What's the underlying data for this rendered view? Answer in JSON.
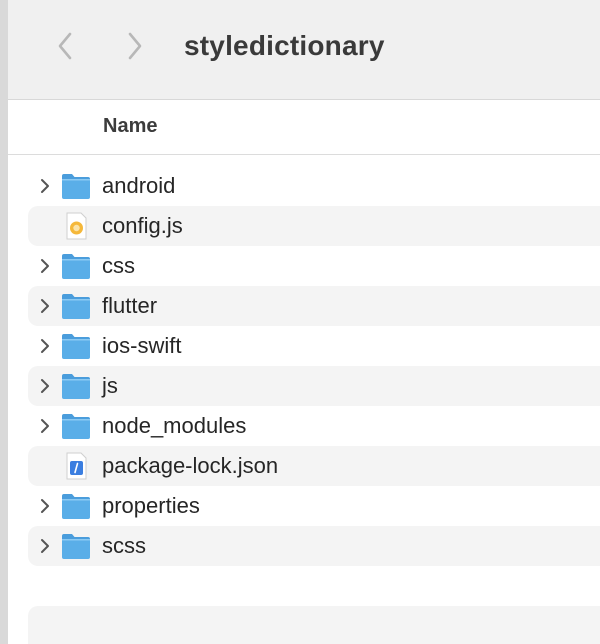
{
  "window": {
    "title": "styledictionary"
  },
  "toolbar": {
    "back_icon": "chevron-left-icon",
    "forward_icon": "chevron-right-icon"
  },
  "columns": {
    "name": "Name"
  },
  "files": [
    {
      "name": "android",
      "kind": "folder"
    },
    {
      "name": "config.js",
      "kind": "js-file"
    },
    {
      "name": "css",
      "kind": "folder"
    },
    {
      "name": "flutter",
      "kind": "folder"
    },
    {
      "name": "ios-swift",
      "kind": "folder"
    },
    {
      "name": "js",
      "kind": "folder"
    },
    {
      "name": "node_modules",
      "kind": "folder"
    },
    {
      "name": "package-lock.json",
      "kind": "json-file"
    },
    {
      "name": "properties",
      "kind": "folder"
    },
    {
      "name": "scss",
      "kind": "folder"
    }
  ],
  "colors": {
    "folder": "#5aaee8",
    "folder_tab": "#4a9ddc",
    "toolbar_bg": "#f0f0f0",
    "alt_row": "#f4f4f4"
  }
}
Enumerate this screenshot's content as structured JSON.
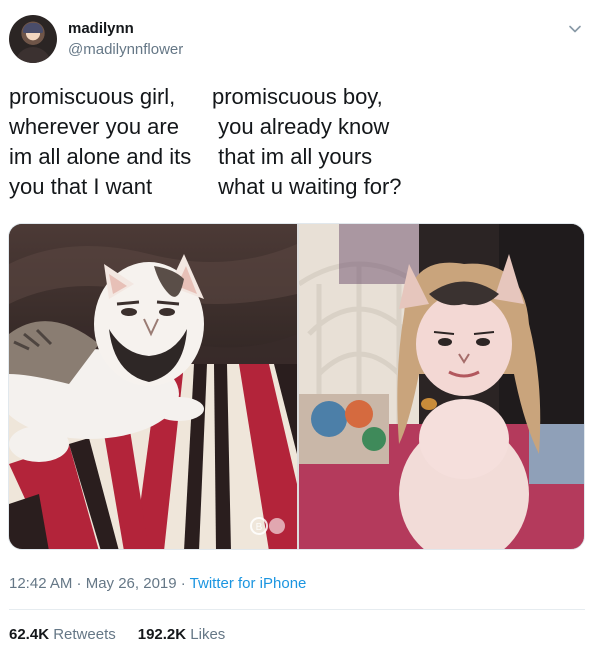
{
  "tweet": {
    "author": {
      "name": "madilynn",
      "handle": "@madilynnflower",
      "avatar_icon": "user-avatar"
    },
    "menu_icon": "chevron-down-icon",
    "text_left": "promiscuous girl,\nwherever you are\nim all alone and its\nyou that I want",
    "text_right": "promiscuous boy,\n you already know\n that im all yours\n what u waiting for?",
    "media": [
      {
        "description_icon": "cat-with-beard-photo"
      },
      {
        "description_icon": "cat-with-wig-photo"
      }
    ],
    "watermark_icon": "app-watermark-icon",
    "timestamp": "12:42 AM · May 26, 2019 · ",
    "source": "Twitter for iPhone",
    "retweets_count": "62.4K",
    "retweets_label": "Retweets",
    "likes_count": "192.2K",
    "likes_label": "Likes",
    "colors": {
      "text": "#14171a",
      "secondary": "#657786",
      "link": "#1b95e0",
      "divider": "#e6ecf0"
    }
  }
}
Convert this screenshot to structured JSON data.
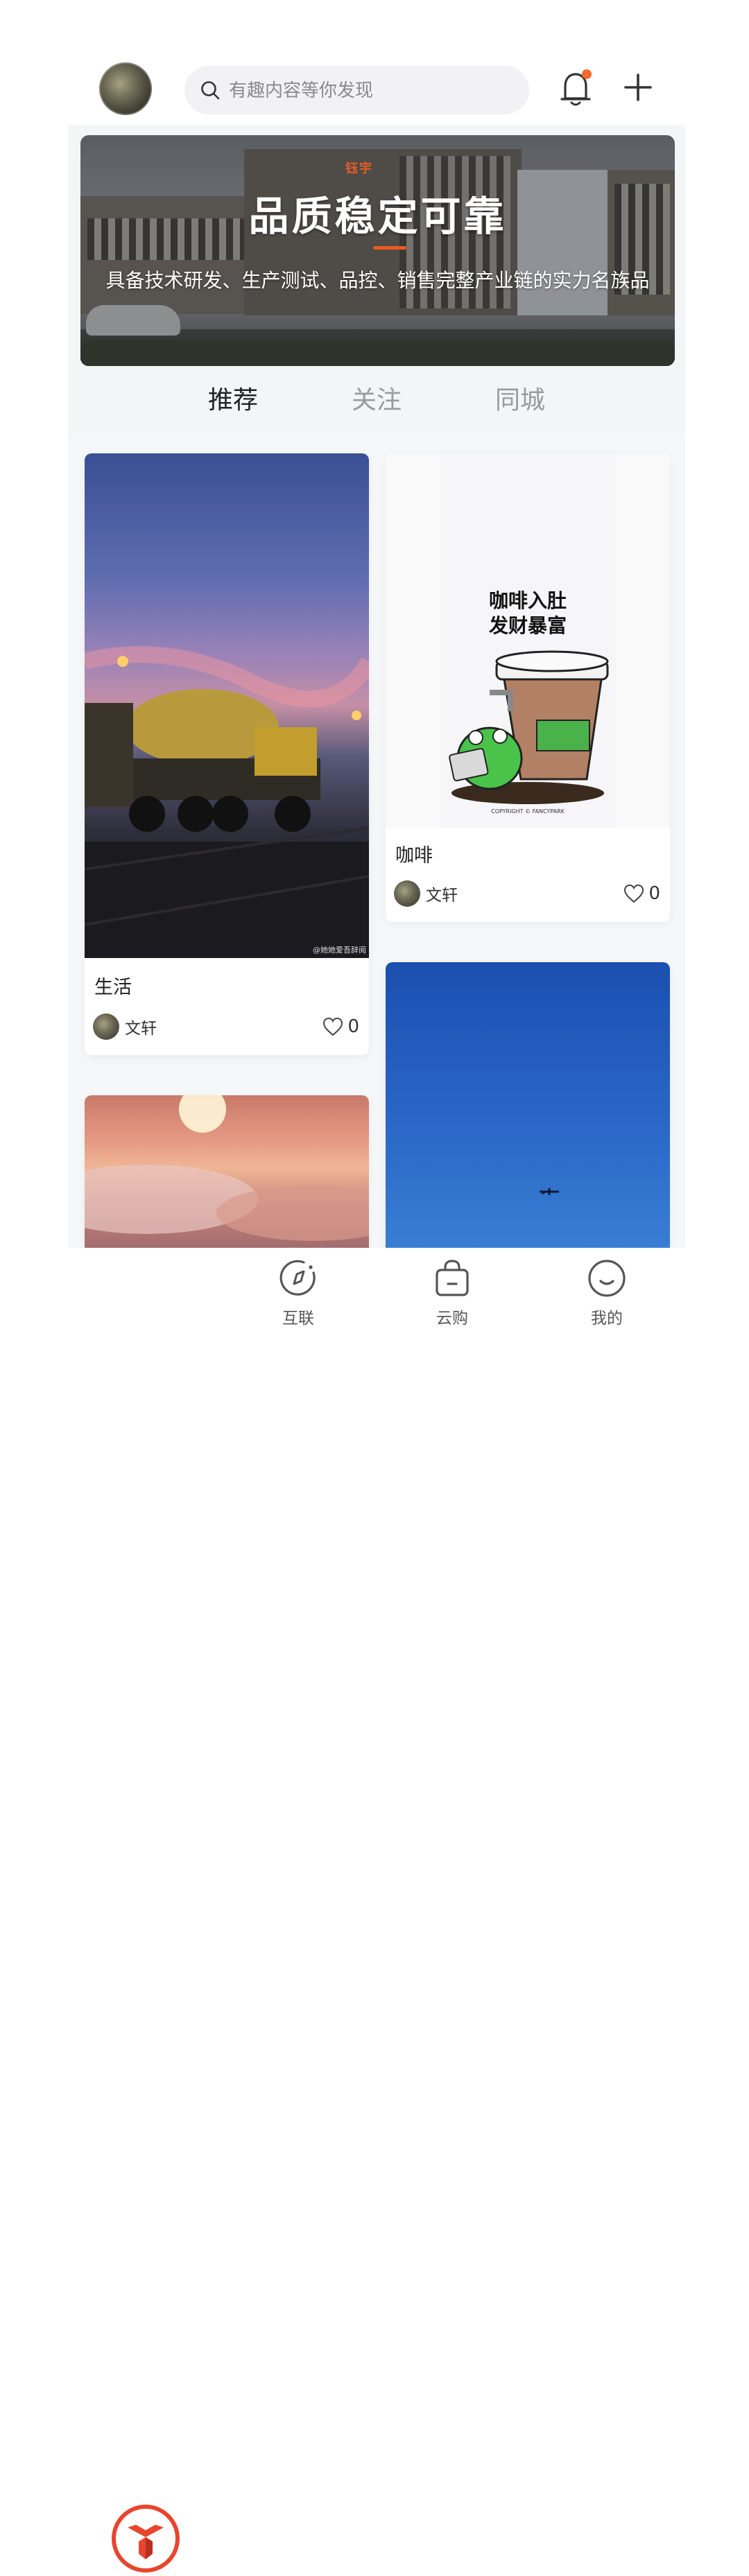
{
  "header": {
    "search_placeholder": "有趣内容等你发现"
  },
  "banner": {
    "logo_text": "钰宇",
    "title": "品质稳定可靠",
    "subtitle": "具备技术研发、生产测试、品控、销售完整产业链的实力名族品"
  },
  "tabs": [
    {
      "label": "推荐",
      "active": true
    },
    {
      "label": "关注",
      "active": false
    },
    {
      "label": "同城",
      "active": false
    }
  ],
  "cards": [
    {
      "title": "生活",
      "author": "文轩",
      "likes": "0",
      "image": "concrete mixer truck at dusk",
      "watermark": "@她她爱吾辞阅"
    },
    {
      "title": "咖啡",
      "author": "文轩",
      "likes": "0",
      "image": "coffee cup with green frog illustration",
      "image_text": "咖啡入肚\n发财暴富",
      "copyright": "COPYRIGHT © FANCYPARK"
    },
    {
      "image": "sunset over clouds"
    },
    {
      "image": "blue sky with airplane"
    }
  ],
  "bottom_nav": [
    {
      "label": "",
      "icon": "home-logo-icon",
      "active": true
    },
    {
      "label": "互联",
      "icon": "compass-icon"
    },
    {
      "label": "云购",
      "icon": "shopping-bag-icon"
    },
    {
      "label": "我的",
      "icon": "smile-profile-icon"
    }
  ],
  "colors": {
    "accent": "#e85b22",
    "notification_dot": "#f26a2c",
    "active_tab": "#222222",
    "inactive_tab": "#9a9a9a"
  }
}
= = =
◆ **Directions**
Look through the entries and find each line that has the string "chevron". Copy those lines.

◆ **Response**
    "back_icon": "chevron-left-icon",
    "forward_icon": "chevron-right-icon"
    "menu_icon": "chevron-down-icon",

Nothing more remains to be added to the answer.